Today is Wednesday, Aug. 14, the 226th day of 2019. There are 139 days left in the year.
Today's Highlight in History:
On August 14, 1945, President Harry S. Truman announced that Imperial Japan had surrendered unconditionally, ending World War II.
On this date:
In 1900, international forces, including U.S. Marines, entered Beijing to put down the Boxer Rebellion, which was aimed at purging China of foreign influence.
In 1935, President Franklin D. Roosevelt signed the Social Security Act into law.
In 1941, President Franklin D. Roosevelt and British Prime Minister Winston Churchill issued the Atlantic Charter, a statement of principles that renounced aggression.
In 1948, the Summer Olympics in London ended; they were the first Olympic games held since 1936.
In 1969, British troops went to Northern Ireland to intervene in sectarian violence between Protestants and Roman Catholics.
In 1973, U.S. bombing of Cambodia came to a halt.
In 1980, actress-model Dorothy Stratten, 20, was shot to death by her estranged husband and manager, Paul Snider, who then killed himself.
In 1992, the White House announced that the Pentagon would begin emergency airlifts of food to Somalia to alleviate mass deaths by starvation.
In 1997, an unrepentant Timothy McVeigh was formally sentenced to death for the Oklahoma City bombing.
In 2003, a huge blackout hit the northeastern United States and part of Canada; 50 million people lost power.
In 2008, President George W. Bush signed consumer-safety legislation that banned lead from children's toys, imposing the toughest standard in the world.

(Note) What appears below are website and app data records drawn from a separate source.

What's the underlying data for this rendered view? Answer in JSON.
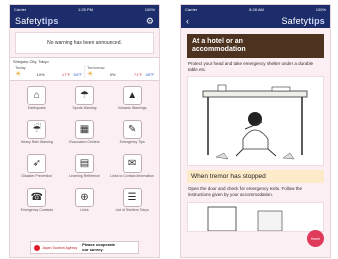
{
  "left": {
    "status": {
      "carrier": "Carrier",
      "time": "1:25 PM",
      "battery": "100%"
    },
    "nav": {
      "brand_prefix": "Safety",
      "brand_suffix": "tips",
      "gear_icon": "gear-icon"
    },
    "announcement": "No warning has been announced.",
    "weather": {
      "location": "Shinjuku City, Tokyo",
      "days": [
        {
          "label": "Today",
          "icon": "sun-cloud-icon",
          "pop": "10%",
          "high": "17°F",
          "low": "54°F"
        },
        {
          "label": "Tomorrow",
          "icon": "sun-cloud-icon",
          "pop": "0%",
          "high": "71°F",
          "low": "45°F"
        }
      ]
    },
    "tiles": [
      {
        "label": "Earthquake",
        "icon": "earthquake-icon"
      },
      {
        "label": "Sports Warning",
        "icon": "rain-icon"
      },
      {
        "label": "Volcanic Warnings",
        "icon": "volcano-icon"
      },
      {
        "label": "Heavy Rain Warning",
        "icon": "heavy-rain-icon"
      },
      {
        "label": "Evacuation Centers",
        "icon": "building-icon"
      },
      {
        "label": "Emergency Tips",
        "icon": "tips-icon"
      },
      {
        "label": "Disaster Prevention",
        "icon": "running-person-icon"
      },
      {
        "label": "Learning Reference",
        "icon": "book-icon"
      },
      {
        "label": "Links to Contact Information",
        "icon": "chat-icon"
      },
      {
        "label": "Emergency Contacts",
        "icon": "phone-icon"
      },
      {
        "label": "Links",
        "icon": "globe-icon"
      },
      {
        "label": "List of Shelters Tokyo",
        "icon": "list-icon"
      }
    ],
    "banner": {
      "org": "Japan Tourism Agency",
      "cta_line1": "Please cooperate",
      "cta_line2": "our survey."
    }
  },
  "right": {
    "status": {
      "carrier": "Carrier",
      "time": "8:28 AM",
      "battery": "100%"
    },
    "nav": {
      "brand_prefix": "Safety",
      "brand_suffix": "tips",
      "back_icon": "back-arrow-icon"
    },
    "section1": {
      "title_line1": "At a hotel or an",
      "title_line2": "accommodation",
      "text": "Protect your head and take emergency shelter under a durable table etc."
    },
    "section2": {
      "title": "When tremor has stopped",
      "text": "Open the door and check for emergency exits. Follow the instructions given by your accommodation."
    },
    "fab": {
      "label": "Home",
      "icon": "home-icon"
    }
  },
  "colors": {
    "navy": "#1d2d6b",
    "pink_bg": "#fbeff3",
    "heading_brown": "#4e3220",
    "heading_light": "#fdeac9",
    "fab": "#e03a5a"
  }
}
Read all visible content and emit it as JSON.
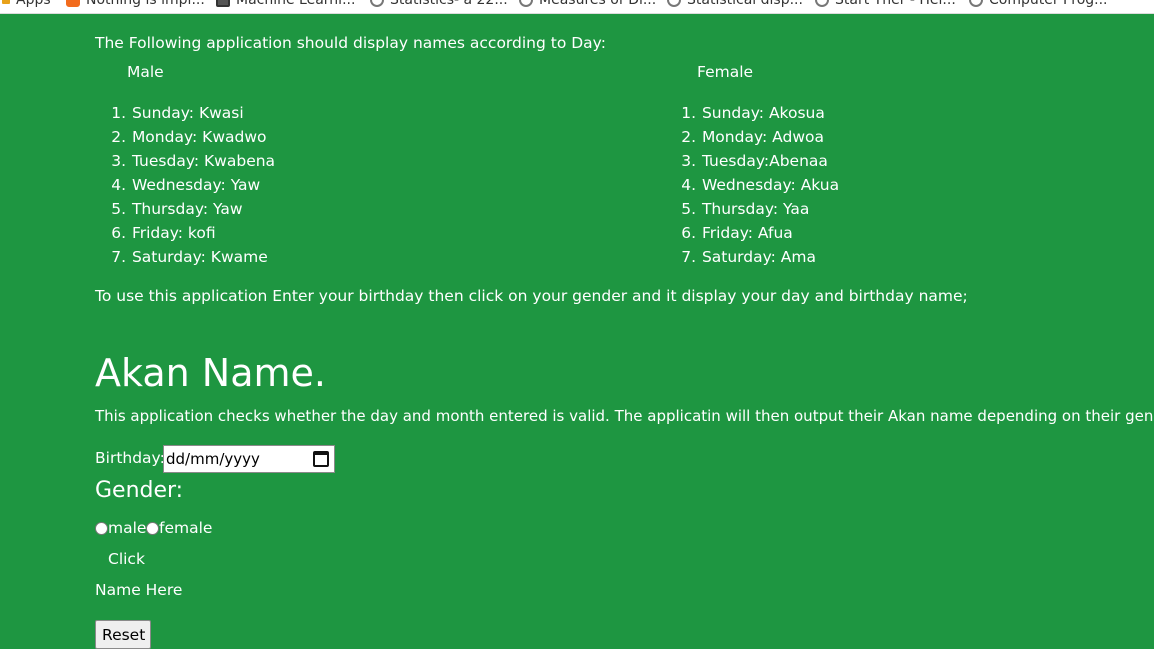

In 2017, under pressure from right and left, President Donald Trump condemned white supremacist groups by name, declaring them to be "repugnant to everything that we hold dear as Americans." The CEO of Merck, the nation's third-largest pharmaceutical company, resigned from a federal advisory council, citing Trump's failure to explicitly condemn white nationalists who marched in Charlottesville, Virginia. (Kenneth Frazier was one of the few African Americans to head a Fortune 500 company. The CEOs of Intel and Under Armour also resigned from the American Manufacturing Council later in the day.)
Ten years ago: Kicking off a four-state push for his health care overhaul plan, President Barack Obama denounced what he suggested was news media overemphasis on scenes of angry protesters at town-hall meetings, telling his own gathering in Belgrade, Montana, that "TV loves a ruckus." Charles Manson follower Lynette "Squeaky" Fromme, 60, convicted of trying to assassinate President Gerald Ford in 1975, was released from a Texas prison hospital after more than three decades behind bars.
Five years ago: Nouri al-Malaki, Iraq's prime minister for eight years, relinquished the post to his nominated successor, ending a political deadlock. Pope Francis called for renewed efforts to forge peace on the war-divided Korean Peninsula as he opened a five-day visit to South Korea. Rob Manfred was elected baseball's 10th commissioner, winning a three-man race to succeed Bud Selig. San Francisco said goodbye to Candlestick Park — the stadium where the city's beloved Giants and 49ers celebrated some of their greatest triumphs — with an evening concert by former Beatle Paul McCartney.
One year ago: A highway bridge collapsed in the Italian city of Genoa during a storm, sending vehicles plunging nearly 150 feet and leaving 43 people dead. Vermont Democrats chose the nation's first transgender gubernatorial nominee, Christine Hallquist. (Hallquist would get 40% of the vote in November against Republican Phil Scott, who won with 55%.) A state grand jury report concluded that some 300 Roman Catholic priests in Pennsylvania had molested more than 1,000 children since the 1940s and that church officials had covered up complaints. Puerto Rico officials announced that power was restored to the entire island for the first time since Hurricane Maria nearly 11 months earlier. Los Angeles transit officials said the city's subway system would become the first in the country to install body scanners to screen passengers for weapons and explosives.